So what we would dance to during our first dance as husband and wife was a no-brainer:
The lyrics are so true of both of us. Which makes it even more amazing that we were able to find love from another person so different and so far away.
There was so much to pack into the reception. I wanted as much dancing as humanly possible, but I knew that neither Jon nor his mom cared for dancing. I would have loved to have dance to "Teri Pyari Pyari Surat" and then BROKEN IT DOWN halfway through, Mando-style with my dad, to "Galyan Sankli Sonya Chi" with the moves of his people. But that would take more time, and Jon's mom hadn't yet chosen what she wanted. In the end, we decided to combine the parent/child dance to one song that nearly everybody likes--we all danced out there at the same time. It's by a band that Jon's mom, my dad, and the two of us all love:
Of course it's the Beatles. I wish there were more bands out there that appease multiple generations at once. Our kids will definitely be listening to them, too.
For kicks, there's "Teri Pyari Pyari Surat." My dad loves that song, it's my nani's all-time favorite song, from her favorite movie, Sasural, and it plays every time my father calls my cell phone. I love it because it makes me think of him.
It loosely translates to "let your lovely lovely face never attract someone's evil eye," which sounds sort of silly, but some people believe that jealousy toward a successful/beautiful person/baby will end up causing some kind of harm to that person.
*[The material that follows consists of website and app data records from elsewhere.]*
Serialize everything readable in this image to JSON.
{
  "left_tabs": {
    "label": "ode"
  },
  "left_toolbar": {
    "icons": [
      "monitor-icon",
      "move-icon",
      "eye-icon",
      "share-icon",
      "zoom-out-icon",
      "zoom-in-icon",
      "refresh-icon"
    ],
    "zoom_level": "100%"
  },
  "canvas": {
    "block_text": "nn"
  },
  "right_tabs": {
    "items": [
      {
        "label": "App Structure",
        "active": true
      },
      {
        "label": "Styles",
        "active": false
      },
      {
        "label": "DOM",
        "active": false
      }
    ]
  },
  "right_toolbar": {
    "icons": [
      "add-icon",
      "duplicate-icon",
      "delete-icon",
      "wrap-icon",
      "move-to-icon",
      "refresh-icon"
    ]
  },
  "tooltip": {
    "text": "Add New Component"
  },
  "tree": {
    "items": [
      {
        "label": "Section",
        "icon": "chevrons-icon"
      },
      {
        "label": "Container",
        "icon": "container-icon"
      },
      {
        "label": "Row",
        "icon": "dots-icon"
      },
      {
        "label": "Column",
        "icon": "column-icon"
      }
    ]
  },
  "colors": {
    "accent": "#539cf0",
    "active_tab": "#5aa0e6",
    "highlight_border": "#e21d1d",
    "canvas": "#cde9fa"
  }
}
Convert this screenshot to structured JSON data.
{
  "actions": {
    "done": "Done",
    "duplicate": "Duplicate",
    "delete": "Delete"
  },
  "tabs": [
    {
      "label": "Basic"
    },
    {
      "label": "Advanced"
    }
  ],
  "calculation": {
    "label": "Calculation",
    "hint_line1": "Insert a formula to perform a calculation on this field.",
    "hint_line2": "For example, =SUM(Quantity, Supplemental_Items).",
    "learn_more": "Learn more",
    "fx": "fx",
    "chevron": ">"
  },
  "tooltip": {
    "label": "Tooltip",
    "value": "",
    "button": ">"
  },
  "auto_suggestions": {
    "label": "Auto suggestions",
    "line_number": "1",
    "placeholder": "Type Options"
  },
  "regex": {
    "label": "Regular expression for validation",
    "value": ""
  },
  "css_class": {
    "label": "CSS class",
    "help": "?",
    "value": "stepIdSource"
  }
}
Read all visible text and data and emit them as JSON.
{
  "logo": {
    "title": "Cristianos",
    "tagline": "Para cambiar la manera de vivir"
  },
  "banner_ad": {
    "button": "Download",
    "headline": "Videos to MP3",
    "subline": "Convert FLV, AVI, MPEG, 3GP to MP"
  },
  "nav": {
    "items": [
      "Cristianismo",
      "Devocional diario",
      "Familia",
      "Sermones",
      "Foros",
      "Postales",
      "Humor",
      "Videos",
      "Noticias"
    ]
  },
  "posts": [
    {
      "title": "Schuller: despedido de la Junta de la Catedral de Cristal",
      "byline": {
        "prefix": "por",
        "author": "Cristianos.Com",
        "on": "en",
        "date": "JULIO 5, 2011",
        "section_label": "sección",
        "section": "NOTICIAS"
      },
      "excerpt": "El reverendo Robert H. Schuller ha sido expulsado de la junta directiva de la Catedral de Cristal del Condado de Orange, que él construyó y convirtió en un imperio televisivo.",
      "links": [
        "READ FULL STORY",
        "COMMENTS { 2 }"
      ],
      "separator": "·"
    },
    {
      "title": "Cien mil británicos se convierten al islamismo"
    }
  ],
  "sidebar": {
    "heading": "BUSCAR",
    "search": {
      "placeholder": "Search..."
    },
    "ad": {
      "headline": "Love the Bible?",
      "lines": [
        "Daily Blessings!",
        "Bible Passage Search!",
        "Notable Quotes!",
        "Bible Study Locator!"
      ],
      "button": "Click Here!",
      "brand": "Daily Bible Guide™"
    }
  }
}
The lyrics are both a compliment and a protective statement. Hindi just doesn't translate sometimes.
And bonus, here's a Bollywood-ized version of the Konkani classic "Galyan Saankli."
This is totally a Bolly-sampling of the original folk song trying to mimic the oldschool village-style dancing and outfits. The main phrase, "Galyan sankli sonya chi, ee poori kona chi" roughly--and I could be wrong, my dad is sleeping--means, "that girl with the gold chain around her neck, whose daughter/girl is she?" It's a CLASSIC.
It was the right decision: Jon and Mrs. M didn't have too much on the dancefloor, while my dad and I still danced our socks off the entire night anyway. Everybody wins!